Schettler, Georg, Oberhänsli, Hedi, Hahne, Knut
Applied geochemistry 2015 v.58 pp. 106-122
adsorption, arid zones, basins, charcoal, coprecipitation, correlation, geochemistry, groundwater, hydrochemistry, iron, irrigation, liquid-liquid extraction, magnesium, manganese, mixing, radiometry, radionuclides, radium, radon, river deltas, river water, saline water, salinity, sediments, sodium, sodium chloride, solid phase extraction, spectrometers, sulfates, surface water, trapping, uranium, wind

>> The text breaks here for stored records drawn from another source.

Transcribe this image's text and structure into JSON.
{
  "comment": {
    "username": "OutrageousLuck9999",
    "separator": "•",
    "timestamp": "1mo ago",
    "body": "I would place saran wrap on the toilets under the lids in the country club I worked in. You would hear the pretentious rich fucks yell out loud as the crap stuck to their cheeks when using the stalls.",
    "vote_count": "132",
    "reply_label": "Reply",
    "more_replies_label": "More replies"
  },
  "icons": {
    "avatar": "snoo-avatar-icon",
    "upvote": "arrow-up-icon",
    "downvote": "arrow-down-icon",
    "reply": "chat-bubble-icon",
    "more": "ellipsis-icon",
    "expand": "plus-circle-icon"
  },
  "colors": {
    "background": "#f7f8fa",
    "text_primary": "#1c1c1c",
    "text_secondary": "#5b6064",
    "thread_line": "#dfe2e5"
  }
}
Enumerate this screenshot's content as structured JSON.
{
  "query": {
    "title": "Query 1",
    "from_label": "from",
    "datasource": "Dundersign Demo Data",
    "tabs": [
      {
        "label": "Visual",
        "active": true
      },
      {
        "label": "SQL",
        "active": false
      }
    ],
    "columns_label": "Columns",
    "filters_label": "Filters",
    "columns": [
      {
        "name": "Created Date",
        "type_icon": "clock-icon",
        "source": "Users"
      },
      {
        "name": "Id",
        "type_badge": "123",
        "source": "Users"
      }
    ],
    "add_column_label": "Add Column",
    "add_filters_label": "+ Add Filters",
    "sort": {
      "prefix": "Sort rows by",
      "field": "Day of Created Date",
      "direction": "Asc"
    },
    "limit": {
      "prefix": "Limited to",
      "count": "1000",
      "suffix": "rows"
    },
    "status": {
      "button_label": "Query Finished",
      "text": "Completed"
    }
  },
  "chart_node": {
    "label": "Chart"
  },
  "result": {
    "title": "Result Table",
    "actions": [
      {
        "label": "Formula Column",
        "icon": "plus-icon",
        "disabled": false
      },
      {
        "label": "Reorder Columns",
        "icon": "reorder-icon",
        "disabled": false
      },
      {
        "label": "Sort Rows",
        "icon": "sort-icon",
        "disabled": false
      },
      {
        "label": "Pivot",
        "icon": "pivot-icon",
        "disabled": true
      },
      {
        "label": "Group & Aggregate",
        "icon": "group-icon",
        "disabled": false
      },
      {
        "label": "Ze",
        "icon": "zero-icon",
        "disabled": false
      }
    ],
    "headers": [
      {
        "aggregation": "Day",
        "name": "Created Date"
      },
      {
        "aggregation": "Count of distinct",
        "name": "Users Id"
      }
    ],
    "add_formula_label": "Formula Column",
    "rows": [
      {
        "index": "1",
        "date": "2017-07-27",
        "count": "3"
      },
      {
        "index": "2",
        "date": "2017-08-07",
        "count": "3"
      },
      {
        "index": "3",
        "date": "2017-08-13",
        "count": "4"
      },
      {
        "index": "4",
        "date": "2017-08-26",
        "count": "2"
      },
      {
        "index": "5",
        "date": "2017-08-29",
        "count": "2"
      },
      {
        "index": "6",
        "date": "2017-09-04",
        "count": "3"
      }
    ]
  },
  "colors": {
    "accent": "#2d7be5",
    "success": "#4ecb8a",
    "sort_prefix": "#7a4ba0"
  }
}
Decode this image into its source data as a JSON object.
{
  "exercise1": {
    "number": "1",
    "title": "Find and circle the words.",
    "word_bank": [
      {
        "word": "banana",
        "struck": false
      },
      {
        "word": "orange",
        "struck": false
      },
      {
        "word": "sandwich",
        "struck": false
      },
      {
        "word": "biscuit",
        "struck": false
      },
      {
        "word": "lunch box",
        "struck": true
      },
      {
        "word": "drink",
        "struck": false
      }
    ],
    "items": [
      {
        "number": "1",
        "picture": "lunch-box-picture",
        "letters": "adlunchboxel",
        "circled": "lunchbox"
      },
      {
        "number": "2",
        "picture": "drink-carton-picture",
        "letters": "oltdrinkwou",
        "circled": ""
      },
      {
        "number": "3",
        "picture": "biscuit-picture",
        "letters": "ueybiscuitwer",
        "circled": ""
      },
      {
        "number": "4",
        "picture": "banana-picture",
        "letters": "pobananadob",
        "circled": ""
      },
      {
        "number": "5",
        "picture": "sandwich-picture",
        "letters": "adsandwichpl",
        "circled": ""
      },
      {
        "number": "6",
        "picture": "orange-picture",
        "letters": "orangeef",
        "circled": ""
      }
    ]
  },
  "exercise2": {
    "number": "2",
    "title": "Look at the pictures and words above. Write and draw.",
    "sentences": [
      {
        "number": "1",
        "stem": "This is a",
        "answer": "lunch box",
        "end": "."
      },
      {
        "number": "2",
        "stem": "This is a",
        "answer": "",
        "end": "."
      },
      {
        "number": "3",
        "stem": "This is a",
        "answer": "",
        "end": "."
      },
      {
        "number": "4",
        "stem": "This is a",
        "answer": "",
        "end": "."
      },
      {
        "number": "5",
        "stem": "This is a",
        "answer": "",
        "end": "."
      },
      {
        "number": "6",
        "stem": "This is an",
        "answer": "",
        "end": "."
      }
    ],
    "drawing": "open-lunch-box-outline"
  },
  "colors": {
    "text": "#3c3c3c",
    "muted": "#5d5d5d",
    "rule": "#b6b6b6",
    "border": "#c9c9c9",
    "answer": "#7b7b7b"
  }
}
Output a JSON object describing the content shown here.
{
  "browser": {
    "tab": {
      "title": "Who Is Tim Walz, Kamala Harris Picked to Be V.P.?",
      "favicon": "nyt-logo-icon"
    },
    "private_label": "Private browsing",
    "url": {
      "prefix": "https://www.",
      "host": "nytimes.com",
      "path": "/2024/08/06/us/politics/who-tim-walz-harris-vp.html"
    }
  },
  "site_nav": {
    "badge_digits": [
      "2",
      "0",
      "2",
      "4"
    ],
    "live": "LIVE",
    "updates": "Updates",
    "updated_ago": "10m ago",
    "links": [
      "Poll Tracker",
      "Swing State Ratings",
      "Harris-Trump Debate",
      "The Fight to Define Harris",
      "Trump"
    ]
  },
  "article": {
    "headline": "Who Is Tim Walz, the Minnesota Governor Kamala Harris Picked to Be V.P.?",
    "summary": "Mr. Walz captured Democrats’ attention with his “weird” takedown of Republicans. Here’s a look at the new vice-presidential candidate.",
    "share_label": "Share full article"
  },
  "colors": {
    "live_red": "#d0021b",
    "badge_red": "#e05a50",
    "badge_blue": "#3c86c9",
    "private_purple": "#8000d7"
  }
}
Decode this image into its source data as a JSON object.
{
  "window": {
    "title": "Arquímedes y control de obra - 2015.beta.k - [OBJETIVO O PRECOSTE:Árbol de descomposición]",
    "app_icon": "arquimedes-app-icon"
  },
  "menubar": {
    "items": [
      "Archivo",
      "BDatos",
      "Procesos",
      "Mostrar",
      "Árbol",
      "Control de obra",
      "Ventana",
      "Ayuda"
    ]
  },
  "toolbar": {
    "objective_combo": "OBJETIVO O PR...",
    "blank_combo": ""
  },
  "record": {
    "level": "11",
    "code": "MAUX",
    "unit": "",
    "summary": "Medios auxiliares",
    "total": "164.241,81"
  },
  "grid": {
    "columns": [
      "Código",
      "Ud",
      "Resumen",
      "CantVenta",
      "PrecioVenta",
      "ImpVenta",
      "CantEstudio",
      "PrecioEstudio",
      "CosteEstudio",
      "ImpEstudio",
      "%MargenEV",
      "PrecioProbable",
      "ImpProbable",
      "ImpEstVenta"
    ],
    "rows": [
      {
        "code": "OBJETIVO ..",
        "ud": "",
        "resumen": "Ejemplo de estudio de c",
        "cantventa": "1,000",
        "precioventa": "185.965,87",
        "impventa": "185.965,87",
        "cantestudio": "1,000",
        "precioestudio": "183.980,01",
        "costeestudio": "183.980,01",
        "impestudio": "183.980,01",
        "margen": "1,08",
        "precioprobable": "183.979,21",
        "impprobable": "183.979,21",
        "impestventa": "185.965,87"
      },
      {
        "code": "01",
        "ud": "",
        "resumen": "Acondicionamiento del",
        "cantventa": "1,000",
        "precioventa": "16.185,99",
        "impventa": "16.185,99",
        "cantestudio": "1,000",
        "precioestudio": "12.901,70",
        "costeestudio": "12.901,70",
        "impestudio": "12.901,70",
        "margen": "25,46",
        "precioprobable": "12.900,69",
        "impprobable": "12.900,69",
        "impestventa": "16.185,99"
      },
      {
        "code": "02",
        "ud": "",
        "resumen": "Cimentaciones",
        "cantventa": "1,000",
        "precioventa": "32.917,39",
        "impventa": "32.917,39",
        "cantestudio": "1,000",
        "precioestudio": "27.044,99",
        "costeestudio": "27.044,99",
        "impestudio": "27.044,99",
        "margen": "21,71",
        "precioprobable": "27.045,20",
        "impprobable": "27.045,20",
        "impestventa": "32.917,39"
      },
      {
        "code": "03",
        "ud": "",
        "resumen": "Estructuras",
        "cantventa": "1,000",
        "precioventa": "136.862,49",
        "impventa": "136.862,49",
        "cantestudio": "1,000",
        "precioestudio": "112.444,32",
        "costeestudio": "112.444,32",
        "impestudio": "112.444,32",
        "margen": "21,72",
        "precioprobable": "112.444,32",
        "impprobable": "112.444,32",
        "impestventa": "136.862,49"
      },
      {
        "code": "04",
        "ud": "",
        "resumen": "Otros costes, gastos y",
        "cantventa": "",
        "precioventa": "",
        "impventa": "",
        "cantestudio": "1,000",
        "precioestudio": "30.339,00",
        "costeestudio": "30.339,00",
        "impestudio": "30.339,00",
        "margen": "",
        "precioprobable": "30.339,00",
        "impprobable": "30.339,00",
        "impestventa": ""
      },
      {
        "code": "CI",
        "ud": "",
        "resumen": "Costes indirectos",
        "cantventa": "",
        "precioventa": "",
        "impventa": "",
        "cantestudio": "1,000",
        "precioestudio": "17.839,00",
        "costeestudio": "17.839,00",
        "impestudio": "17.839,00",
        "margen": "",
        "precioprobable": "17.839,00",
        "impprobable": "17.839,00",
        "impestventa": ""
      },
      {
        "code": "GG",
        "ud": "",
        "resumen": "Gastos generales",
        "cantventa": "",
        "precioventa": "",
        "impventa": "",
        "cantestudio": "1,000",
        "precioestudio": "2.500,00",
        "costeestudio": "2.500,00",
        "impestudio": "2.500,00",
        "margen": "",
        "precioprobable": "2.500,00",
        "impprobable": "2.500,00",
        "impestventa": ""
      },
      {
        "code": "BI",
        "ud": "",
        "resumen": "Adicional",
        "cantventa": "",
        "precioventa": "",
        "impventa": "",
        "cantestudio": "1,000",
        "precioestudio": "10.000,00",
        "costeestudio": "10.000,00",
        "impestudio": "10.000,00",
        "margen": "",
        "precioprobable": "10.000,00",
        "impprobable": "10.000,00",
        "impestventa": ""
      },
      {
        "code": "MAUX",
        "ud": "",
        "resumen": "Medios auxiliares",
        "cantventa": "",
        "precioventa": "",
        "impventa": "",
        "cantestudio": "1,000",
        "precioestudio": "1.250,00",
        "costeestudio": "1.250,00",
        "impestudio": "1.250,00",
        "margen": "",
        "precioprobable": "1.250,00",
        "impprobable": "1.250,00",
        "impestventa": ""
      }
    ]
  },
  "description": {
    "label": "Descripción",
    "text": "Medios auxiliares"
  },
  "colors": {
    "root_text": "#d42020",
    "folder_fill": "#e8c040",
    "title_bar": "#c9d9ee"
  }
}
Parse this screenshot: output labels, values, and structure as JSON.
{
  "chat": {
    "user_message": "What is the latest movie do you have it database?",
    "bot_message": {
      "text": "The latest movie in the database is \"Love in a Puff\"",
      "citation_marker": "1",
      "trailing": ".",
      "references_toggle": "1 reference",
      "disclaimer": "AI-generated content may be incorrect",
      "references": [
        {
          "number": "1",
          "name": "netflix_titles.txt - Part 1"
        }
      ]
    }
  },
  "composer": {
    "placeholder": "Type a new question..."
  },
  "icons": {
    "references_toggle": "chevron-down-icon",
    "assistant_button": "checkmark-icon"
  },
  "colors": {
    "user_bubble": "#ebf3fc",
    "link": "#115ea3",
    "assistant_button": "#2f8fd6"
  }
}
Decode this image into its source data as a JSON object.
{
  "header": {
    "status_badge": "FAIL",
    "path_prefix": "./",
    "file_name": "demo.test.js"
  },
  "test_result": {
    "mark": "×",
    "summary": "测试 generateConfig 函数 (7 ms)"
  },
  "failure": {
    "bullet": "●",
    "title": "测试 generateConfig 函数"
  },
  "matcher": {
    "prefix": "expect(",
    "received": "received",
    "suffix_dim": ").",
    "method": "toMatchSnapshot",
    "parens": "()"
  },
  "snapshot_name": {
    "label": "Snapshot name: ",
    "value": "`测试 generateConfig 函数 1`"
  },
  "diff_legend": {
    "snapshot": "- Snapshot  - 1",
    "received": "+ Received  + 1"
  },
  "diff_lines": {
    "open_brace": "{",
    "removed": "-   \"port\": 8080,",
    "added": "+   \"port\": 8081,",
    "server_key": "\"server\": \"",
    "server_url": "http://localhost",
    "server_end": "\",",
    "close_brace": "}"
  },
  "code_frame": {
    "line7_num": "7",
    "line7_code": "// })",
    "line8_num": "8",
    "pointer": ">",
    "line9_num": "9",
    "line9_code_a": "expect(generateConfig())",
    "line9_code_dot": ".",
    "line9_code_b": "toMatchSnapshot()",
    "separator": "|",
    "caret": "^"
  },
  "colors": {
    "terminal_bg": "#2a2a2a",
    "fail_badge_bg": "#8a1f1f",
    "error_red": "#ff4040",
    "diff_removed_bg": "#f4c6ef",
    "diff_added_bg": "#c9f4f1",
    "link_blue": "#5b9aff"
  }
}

The Aral Sea has been shrinking since 1963 due to extensive irrigation and the corresponding decline in the river water inflow. Understanding of the current hydrological situation demands an improved understanding of the surface water/groundwater dynamics in the region. 222Rn and 226Ra measurements can be used to trace groundwater discharge into surface waters. Data of these radiometric parameters were not previously available for the study region. We determined 222Rn activities after liquid phase extraction using Liquid Scintillation Counting (LSC) with peak-length discrimination and analyzed 226Ra concentrations in different water compartments of the Amu Darya Delta (surface waters, unconfined groundwater, artesian water, and water profiles from the closed Large Aral Sea (western basin).The water samples comprise a salinity range between 1 and 263g/l. The seasonal dynamics of solid/water interaction under an arid climate regime force the hydrochemical evolution of the unconfined groundwater in the Amu Darya Delta to high-salinity Na(Mg)Cl(SO4) water types. The dissolved radium concentrations in the waters were mostly very low due to mineral over-saturation, extensive co-precipitation of radium and adsorption of radium on coexisting solid substrates.The analysis of very low 226Ra concentrations (<10ppq) at remote study sites is a challenge. We used the water samples to test and improve different analytical methods. In particular, we modified a procedure developed for the α-spectrometric determination of 226Ra after solid phase extraction of radium using 3M Empore™ High Performance Extraction Disks (Purkl, 2002) for the analysis of the radionuclide using an ICP sector field mass spectrometer. The 226Ra concentration of 17 unconfined groundwater samples ranged between 0.2 and 5 ppq, and that of 28 artesian waters between <0.2 and 13ppq. The ICP-MS results conformed satisfactorily to analytical results based on γ-measurements of the 222Rn ingrowth after purging and trapping on super-cooled charcoal. The 226Ra concentrations were positively correlated with the salinity and the dissolved NaCl concentrations. The occurrence of unusually high 226Ra activities is explained by radium release from adsorption sites with increasing salinity. The inferred spatial variability of 222Rn in the Aral Sea and of 222Rn and 226Ra in the groundwater of the Amu Darya Delta is discussed in the context of our own previous hydrochemical studies in the study sites. Relatively low 222Rn activities in the unconfined GW (1–9.5Bq/l) indicate the alluvial sediments hosting the GW to be a low-238U(226Ra) substrate. Positive correlations between U and 226Ra, and U and 222Rn are likely related to locally deposited Fe(Mn)OOH precipitates. The 222Rn activity of the GW, however, distinctly exceeds the 222Rn concentration in the Aral Sea (10mBq/l), in principle, making 222Rn a sensitive tracer for the inflow of GW. The high water volume of the Large Aral Sea and wind induced mixing of its water body, however, hamper the detection of local groundwater inflow.